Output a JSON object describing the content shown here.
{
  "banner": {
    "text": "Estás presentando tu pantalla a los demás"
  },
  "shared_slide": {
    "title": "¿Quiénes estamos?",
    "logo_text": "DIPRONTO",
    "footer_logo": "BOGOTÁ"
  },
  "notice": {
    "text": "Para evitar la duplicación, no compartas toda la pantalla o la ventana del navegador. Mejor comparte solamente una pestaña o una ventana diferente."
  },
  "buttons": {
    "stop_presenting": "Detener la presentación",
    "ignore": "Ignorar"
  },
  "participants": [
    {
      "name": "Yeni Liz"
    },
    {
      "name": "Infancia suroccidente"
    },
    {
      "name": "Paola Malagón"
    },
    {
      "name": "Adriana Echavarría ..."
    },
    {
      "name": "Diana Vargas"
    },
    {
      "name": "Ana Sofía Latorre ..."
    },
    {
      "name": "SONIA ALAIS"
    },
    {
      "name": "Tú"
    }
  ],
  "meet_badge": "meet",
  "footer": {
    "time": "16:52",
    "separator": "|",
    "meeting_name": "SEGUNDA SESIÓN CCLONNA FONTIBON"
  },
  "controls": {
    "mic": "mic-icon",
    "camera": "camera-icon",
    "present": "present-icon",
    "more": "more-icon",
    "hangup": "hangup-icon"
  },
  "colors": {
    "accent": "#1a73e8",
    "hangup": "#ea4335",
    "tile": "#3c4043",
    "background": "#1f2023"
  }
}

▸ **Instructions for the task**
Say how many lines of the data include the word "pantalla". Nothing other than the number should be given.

▸ **Solution**
2